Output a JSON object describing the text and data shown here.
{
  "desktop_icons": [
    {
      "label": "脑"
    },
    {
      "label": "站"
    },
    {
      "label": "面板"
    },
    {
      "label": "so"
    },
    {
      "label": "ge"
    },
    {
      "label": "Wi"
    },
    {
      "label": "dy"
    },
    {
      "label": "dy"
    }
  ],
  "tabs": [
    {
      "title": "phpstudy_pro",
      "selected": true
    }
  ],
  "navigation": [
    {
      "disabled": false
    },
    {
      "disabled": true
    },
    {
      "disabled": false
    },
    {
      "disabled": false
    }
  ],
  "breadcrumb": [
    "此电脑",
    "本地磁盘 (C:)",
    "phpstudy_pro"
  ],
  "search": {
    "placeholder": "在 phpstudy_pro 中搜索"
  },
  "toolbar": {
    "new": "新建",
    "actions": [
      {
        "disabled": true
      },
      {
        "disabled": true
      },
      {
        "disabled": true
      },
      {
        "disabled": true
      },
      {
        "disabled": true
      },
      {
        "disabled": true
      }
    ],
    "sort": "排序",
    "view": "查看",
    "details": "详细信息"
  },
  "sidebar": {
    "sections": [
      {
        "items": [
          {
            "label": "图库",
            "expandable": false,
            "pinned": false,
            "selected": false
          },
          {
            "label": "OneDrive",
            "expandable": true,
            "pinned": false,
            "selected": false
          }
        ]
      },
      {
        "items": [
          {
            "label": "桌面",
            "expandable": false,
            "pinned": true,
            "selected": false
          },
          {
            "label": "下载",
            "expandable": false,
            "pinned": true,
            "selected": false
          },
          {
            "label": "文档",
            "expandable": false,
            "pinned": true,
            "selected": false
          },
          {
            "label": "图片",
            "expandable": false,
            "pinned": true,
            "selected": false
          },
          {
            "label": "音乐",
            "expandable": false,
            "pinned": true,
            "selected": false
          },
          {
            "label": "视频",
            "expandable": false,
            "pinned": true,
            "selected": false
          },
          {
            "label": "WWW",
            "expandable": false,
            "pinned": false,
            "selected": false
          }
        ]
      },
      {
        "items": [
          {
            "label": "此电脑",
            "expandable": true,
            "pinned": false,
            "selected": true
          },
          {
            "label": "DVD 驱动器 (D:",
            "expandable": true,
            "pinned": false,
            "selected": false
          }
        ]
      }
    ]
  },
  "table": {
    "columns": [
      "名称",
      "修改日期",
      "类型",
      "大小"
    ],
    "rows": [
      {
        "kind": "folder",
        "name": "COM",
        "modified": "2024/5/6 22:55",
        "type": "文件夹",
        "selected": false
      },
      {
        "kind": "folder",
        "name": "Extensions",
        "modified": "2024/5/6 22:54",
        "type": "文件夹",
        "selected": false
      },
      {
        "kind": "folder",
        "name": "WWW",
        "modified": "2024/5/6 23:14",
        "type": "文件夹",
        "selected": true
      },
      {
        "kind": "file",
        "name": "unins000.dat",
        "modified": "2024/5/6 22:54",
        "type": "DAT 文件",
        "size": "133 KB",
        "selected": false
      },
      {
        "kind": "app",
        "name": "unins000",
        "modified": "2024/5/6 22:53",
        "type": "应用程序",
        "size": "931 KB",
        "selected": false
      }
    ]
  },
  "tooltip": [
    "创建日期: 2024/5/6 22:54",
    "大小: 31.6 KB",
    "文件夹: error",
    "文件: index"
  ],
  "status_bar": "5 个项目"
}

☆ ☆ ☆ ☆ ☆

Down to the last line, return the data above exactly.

Output a JSON object describing the text and data shown here.
{
  "desktop_icons": [
    {
      "label": "脑"
    },
    {
      "label": "站"
    },
    {
      "label": "面板"
    },
    {
      "label": "so"
    },
    {
      "label": "ge"
    },
    {
      "label": "Wi"
    },
    {
      "label": "dy"
    },
    {
      "label": "dy"
    }
  ],
  "tabs": [
    {
      "title": "phpstudy_pro",
      "selected": true
    }
  ],
  "navigation": [
    {
      "disabled": false
    },
    {
      "disabled": true
    },
    {
      "disabled": false
    },
    {
      "disabled": false
    }
  ],
  "breadcrumb": [
    "此电脑",
    "本地磁盘 (C:)",
    "phpstudy_pro"
  ],
  "search": {
    "placeholder": "在 phpstudy_pro 中搜索"
  },
  "toolbar": {
    "new": "新建",
    "actions": [
      {
        "disabled": true
      },
      {
        "disabled": true
      },
      {
        "disabled": true
      },
      {
        "disabled": true
      },
      {
        "disabled": true
      },
      {
        "disabled": true
      }
    ],
    "sort": "排序",
    "view": "查看",
    "details": "详细信息"
  },
  "sidebar": {
    "sections": [
      {
        "items": [
          {
            "label": "图库",
            "expandable": false,
            "pinned": false,
            "selected": false
          },
          {
            "label": "OneDrive",
            "expandable": true,
            "pinned": false,
            "selected": false
          }
        ]
      },
      {
        "items": [
          {
            "label": "桌面",
            "expandable": false,
            "pinned": true,
            "selected": false
          },
          {
            "label": "下载",
            "expandable": false,
            "pinned": true,
            "selected": false
          },
          {
            "label": "文档",
            "expandable": false,
            "pinned": true,
            "selected": false
          },
          {
            "label": "图片",
            "expandable": false,
            "pinned": true,
            "selected": false
          },
          {
            "label": "音乐",
            "expandable": false,
            "pinned": true,
            "selected": false
          },
          {
            "label": "视频",
            "expandable": false,
            "pinned": true,
            "selected": false
          },
          {
            "label": "WWW",
            "expandable": false,
            "pinned": false,
            "selected": false
          }
        ]
      },
      {
        "items": [
          {
            "label": "此电脑",
            "expandable": true,
            "pinned": false,
            "selected": true
          },
          {
            "label": "DVD 驱动器 (D:",
            "expandable": true,
            "pinned": false,
            "selected": false
          }
        ]
      }
    ]
  },
  "table": {
    "columns": [
      "名称",
      "修改日期",
      "类型",
      "大小"
    ],
    "rows": [
      {
        "kind": "folder",
        "name": "COM",
        "modified": "2024/5/6 22:55",
        "type": "文件夹",
        "selected": false
      },
      {
        "kind": "folder",
        "name": "Extensions",
        "modified": "2024/5/6 22:54",
        "type": "文件夹",
        "selected": false
      },
      {
        "kind": "folder",
        "name": "WWW",
        "modified": "2024/5/6 23:14",
        "type": "文件夹",
        "selected": true
      },
      {
        "kind": "file",
        "name": "unins000.dat",
        "modified": "2024/5/6 22:54",
        "type": "DAT 文件",
        "size": "133 KB",
        "selected": false
      },
      {
        "kind": "app",
        "name": "unins000",
        "modified": "2024/5/6 22:53",
        "type": "应用程序",
        "size": "931 KB",
        "selected": false
      }
    ]
  },
  "tooltip": [
    "创建日期: 2024/5/6 22:54",
    "大小: 31.6 KB",
    "文件夹: error",
    "文件: index"
  ],
  "status_bar": "5 个项目"
}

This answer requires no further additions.